Fresh from the clogged tubes of teh intarwubs…
You could have as many tomatoes as you wanted, they’d always be perfect and delicious, and they’d always be free. This would put tomato farmers out of business. But these tomato farmers could likely start growing something else instead. And what happens to the rest of the economy? Pizza and pasta restaurants suddenly find that a major ingredient in many of their dishes just became free. Now, for the same dish, they can charge less, or buy higher quality ingredients, or make more profit. And if you’re a really talented cook specializing in tomatoes? Your skills are now in very high demand.
And there is still a demand for the people who bring the tomatoes from the replicator to your table. There is still a demand for the person who stews and cans the tomatoes, or dices and seasons them. And all the other food items, the ones that aren’t in infitnite supply, still need people to produce, process, and distribute them.
"Memristors behave a bit like resistors, which simply resist the flow of electric current. But rather than only respond to present conditions, a memristor can also "remember" the last current it experienced.
That's an ability that would usually require many different components. "Each memristor can take the place of 7 to 12 transistors," says Stan Williams, head of HP's memristor research. What's more, it can hold its memory without power. By contrast, "transistors require power at all times and so there is a significant power loss through leakage currents", Williams explains.
A memristor's memory of its last current can be read by watching how it creates a new memory as it responds to a new current. They are made from a double layer of semiconducting titanium dioxide – the pigment in white paint." Wonder what'll come of this. New ceiling for Moore's Law?
"One third of the subjects were told that the person sat next to them was suspected of cheating. Another third were told the person had been caught on camera cheating, and the remaining group were actually shown the fake video footage. All subjects were then asked to sign a statement only if they had seen the cheating take place.
Nearly 40% of the participants who had seen the doctored video complied. Another 10% of the group signed when asked a second time by the researchers. Only 10% of those who were told the incident had been caught on film but were not shown the video agreed to sign, and about 5% of the control group who were just told about the cheating signed the statement."

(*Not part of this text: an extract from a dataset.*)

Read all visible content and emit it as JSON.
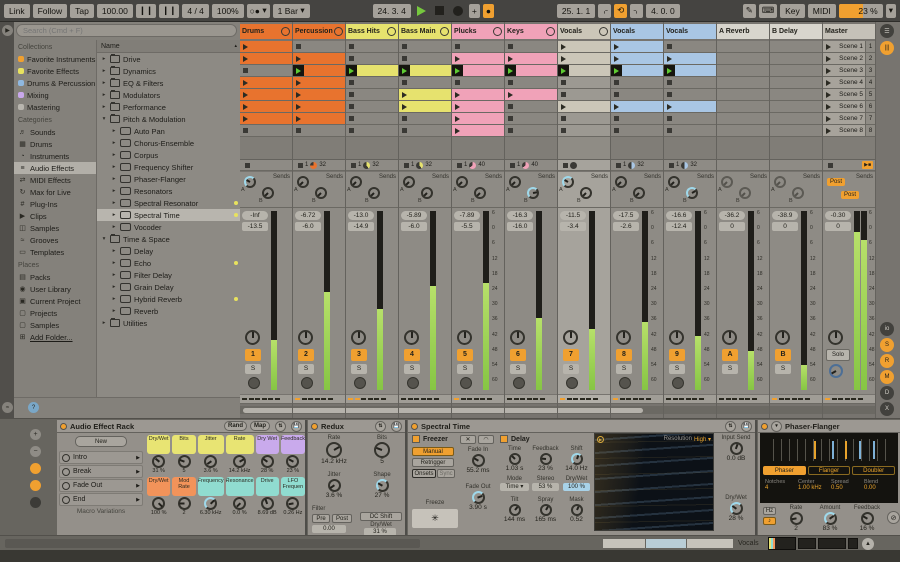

"The issue, of course, is usually about whether a company can use the likeness of someone for commercial purposes without their permission. But that issue is getting more and more complicated as technology gets better and better. In the last few decades, for example, there's been a growing trend to use famous dead people, such as John Wayne, Lucille Ball and Fred Astaire in commercials. But those mostly involved taking clips of those actors from existing films/TV and splicing them into a commercial (with permission from their estates). However, as some lawyers have been noting, with better and better digital technologies, this issue is becoming more important as it's now possible to digitally recreate someone for the purpose of film. Or, say, a video game."